I would welcome any news of these birds. Hope you have enjoyed this weeks post. Enjoy the Spring. KJS
This painting is a study in oils ,size 5x7 on hardboard and is available.

Thursday, March 18, 2010

The Irish Wolfhound

The Irish Wolfhound.
I hope you enjoy this portrait of an Irish Wolfhound. This was a small oil, 5x7 painted on masonite. These are beautiful dogs and very gentle.I would like to have one myself. Happy St. Patricks Day Everyone.

Thursday, March 11, 2010

Irish Blood American Dreams: Father Corby

Irish Blood American Dreams: Father Corby:

Upon the present day Gettysburg Battlefield there are two places which are important stops for me, One the Irish Brigade monument and The Father Corby Statue. It is a stirring monument to the moment of his address and words of absolution he gave upon the Brigade as they prepared to enter battle.
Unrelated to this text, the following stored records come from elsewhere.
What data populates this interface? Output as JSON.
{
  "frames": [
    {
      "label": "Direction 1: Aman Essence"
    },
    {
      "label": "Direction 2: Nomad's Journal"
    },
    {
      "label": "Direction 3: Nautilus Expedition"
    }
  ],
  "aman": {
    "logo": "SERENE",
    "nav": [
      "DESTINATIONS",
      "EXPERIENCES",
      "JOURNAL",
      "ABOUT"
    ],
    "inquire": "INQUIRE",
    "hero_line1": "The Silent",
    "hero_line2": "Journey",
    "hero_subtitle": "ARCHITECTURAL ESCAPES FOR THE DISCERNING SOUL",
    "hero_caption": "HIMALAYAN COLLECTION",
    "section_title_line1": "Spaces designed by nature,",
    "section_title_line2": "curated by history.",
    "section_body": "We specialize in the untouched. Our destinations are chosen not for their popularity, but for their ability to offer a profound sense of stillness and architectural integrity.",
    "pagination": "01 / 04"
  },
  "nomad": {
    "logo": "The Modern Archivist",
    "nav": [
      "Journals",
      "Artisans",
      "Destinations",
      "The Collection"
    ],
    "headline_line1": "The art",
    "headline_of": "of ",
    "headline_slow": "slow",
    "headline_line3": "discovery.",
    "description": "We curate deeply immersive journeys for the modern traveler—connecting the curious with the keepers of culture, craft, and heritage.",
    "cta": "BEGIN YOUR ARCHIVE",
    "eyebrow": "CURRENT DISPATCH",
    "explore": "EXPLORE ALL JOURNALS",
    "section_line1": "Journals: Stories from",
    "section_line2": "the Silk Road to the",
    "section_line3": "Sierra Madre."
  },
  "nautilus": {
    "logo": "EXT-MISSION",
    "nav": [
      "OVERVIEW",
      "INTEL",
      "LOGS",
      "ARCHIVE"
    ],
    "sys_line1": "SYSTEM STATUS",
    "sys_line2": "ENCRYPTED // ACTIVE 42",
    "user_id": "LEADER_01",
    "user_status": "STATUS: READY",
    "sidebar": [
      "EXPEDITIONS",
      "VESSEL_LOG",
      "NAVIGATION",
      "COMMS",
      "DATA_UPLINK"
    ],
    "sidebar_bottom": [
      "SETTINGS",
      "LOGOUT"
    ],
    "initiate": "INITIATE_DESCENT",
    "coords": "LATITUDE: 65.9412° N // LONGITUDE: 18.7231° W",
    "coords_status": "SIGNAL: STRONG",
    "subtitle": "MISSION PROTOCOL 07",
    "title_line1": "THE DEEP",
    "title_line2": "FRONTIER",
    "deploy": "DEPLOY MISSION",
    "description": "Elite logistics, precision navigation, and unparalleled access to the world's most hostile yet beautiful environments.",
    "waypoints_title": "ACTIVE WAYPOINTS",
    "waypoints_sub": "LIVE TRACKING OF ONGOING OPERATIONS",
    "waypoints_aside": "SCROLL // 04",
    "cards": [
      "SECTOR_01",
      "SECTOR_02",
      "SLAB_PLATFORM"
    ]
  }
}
Catholic and non -Catholic side by side took to thier knees and bowed thier heads.

This study in oils on canvas board was rendered in the 1860's style of two colors on a medium tone. Surrounding myself with images of Corby I set out to capture a likeness and completed the portrait you see.

I urge everyone to study this Important American historical figure and note the contributions he made to country and faith.

Thursday, March 4, 2010

Irish Blood American Dreams, a painting to think about...

Irish Blood American Dreams:

Denny's restaurant's latest advertizing celebrating the Irish Famine has struck a truly deserved negative chord in the Irish Community and sparked an outrage. Perhaps some have forgotten in this country that this famine is still recent history and that much of what we do today as Americans is because of the sacrifice of the victims of this tragedy. The young men fortunate enough to have survived this starvation travelled to America by the thousands in the 1860's and filled the ranks of both Federal and Confederate Armies and shed thier blood so that this Country could survive.

I offer this portrait of this North Carolina Soldier to represent the memory of these men and hope that it will remind our corporate giants that a famine is not something to take lightly.